* [Exercise brief]: In this exercise, the data must be written out exactly.

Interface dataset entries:
BEGIN
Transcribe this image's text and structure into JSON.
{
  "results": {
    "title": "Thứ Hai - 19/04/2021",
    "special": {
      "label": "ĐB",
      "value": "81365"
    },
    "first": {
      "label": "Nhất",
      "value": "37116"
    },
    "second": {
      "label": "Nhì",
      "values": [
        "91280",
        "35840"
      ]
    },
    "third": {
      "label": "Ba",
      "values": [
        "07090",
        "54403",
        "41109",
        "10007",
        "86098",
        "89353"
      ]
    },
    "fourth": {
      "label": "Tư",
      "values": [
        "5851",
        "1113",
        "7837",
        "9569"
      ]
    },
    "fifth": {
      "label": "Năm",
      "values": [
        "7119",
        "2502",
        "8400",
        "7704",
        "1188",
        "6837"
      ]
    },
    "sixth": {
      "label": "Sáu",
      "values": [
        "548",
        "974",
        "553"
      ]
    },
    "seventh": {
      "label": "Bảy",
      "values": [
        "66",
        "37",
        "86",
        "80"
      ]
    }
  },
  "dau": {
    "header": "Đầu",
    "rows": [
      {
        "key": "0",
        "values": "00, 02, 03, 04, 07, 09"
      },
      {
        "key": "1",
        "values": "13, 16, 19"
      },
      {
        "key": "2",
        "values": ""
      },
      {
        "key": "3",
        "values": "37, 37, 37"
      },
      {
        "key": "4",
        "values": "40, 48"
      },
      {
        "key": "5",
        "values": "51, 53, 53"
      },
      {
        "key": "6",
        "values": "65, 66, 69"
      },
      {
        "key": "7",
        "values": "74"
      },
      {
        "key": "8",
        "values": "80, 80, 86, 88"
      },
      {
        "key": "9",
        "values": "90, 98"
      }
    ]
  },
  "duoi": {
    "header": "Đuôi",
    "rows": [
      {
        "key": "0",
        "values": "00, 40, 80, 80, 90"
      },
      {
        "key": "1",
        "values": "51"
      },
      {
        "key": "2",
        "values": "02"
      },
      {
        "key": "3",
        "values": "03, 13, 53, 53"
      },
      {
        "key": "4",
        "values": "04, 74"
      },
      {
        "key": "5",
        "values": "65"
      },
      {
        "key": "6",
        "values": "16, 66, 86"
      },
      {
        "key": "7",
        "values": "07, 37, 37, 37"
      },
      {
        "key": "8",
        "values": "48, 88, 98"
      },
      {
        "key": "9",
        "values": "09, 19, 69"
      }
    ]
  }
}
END
* [Written reply]:
Transcribe this image's text and structure into JSON.
{
  "results": {
    "title": "Thứ Hai - 19/04/2021",
    "special": {
      "label": "ĐB",
      "value": "81365"
    },
    "first": {
      "label": "Nhất",
      "value": "37116"
    },
    "second": {
      "label": "Nhì",
      "values": [
        "91280",
        "35840"
      ]
    },
    "third": {
      "label": "Ba",
      "values": [
        "07090",
        "54403",
        "41109",
        "10007",
        "86098",
        "89353"
      ]
    },
    "fourth": {
      "label": "Tư",
      "values": [
        "5851",
        "1113",
        "7837",
        "9569"
      ]
    },
    "fifth": {
      "label": "Năm",
      "values": [
        "7119",
        "2502",
        "8400",
        "7704",
        "1188",
        "6837"
      ]
    },
    "sixth": {
      "label": "Sáu",
      "values": [
        "548",
        "974",
        "553"
      ]
    },
    "seventh": {
      "label": "Bảy",
      "values": [
        "66",
        "37",
        "86",
        "80"
      ]
    }
  },
  "dau": {
    "header": "Đầu",
    "rows": [
      {
        "key": "0",
        "values": "00, 02, 03, 04, 07, 09"
      },
      {
        "key": "1",
        "values": "13, 16, 19"
      },
      {
        "key": "2",
        "values": ""
      },
      {
        "key": "3",
        "values": "37, 37, 37"
      },
      {
        "key": "4",
        "values": "40, 48"
      },
      {
        "key": "5",
        "values": "51, 53, 53"
      },
      {
        "key": "6",
        "values": "65, 66, 69"
      },
      {
        "key": "7",
        "values": "74"
      },
      {
        "key": "8",
        "values": "80, 80, 86, 88"
      },
      {
        "key": "9",
        "values": "90, 98"
      }
    ]
  },
  "duoi": {
    "header": "Đuôi",
    "rows": [
      {
        "key": "0",
        "values": "00, 40, 80, 80, 90"
      },
      {
        "key": "1",
        "values": "51"
      },
      {
        "key": "2",
        "values": "02"
      },
      {
        "key": "3",
        "values": "03, 13, 53, 53"
      },
      {
        "key": "4",
        "values": "04, 74"
      },
      {
        "key": "5",
        "values": "65"
      },
      {
        "key": "6",
        "values": "16, 66, 86"
      },
      {
        "key": "7",
        "values": "07, 37, 37, 37"
      },
      {
        "key": "8",
        "values": "48, 88, 98"
      },
      {
        "key": "9",
        "values": "09, 19, 69"
      }
    ]
  }
}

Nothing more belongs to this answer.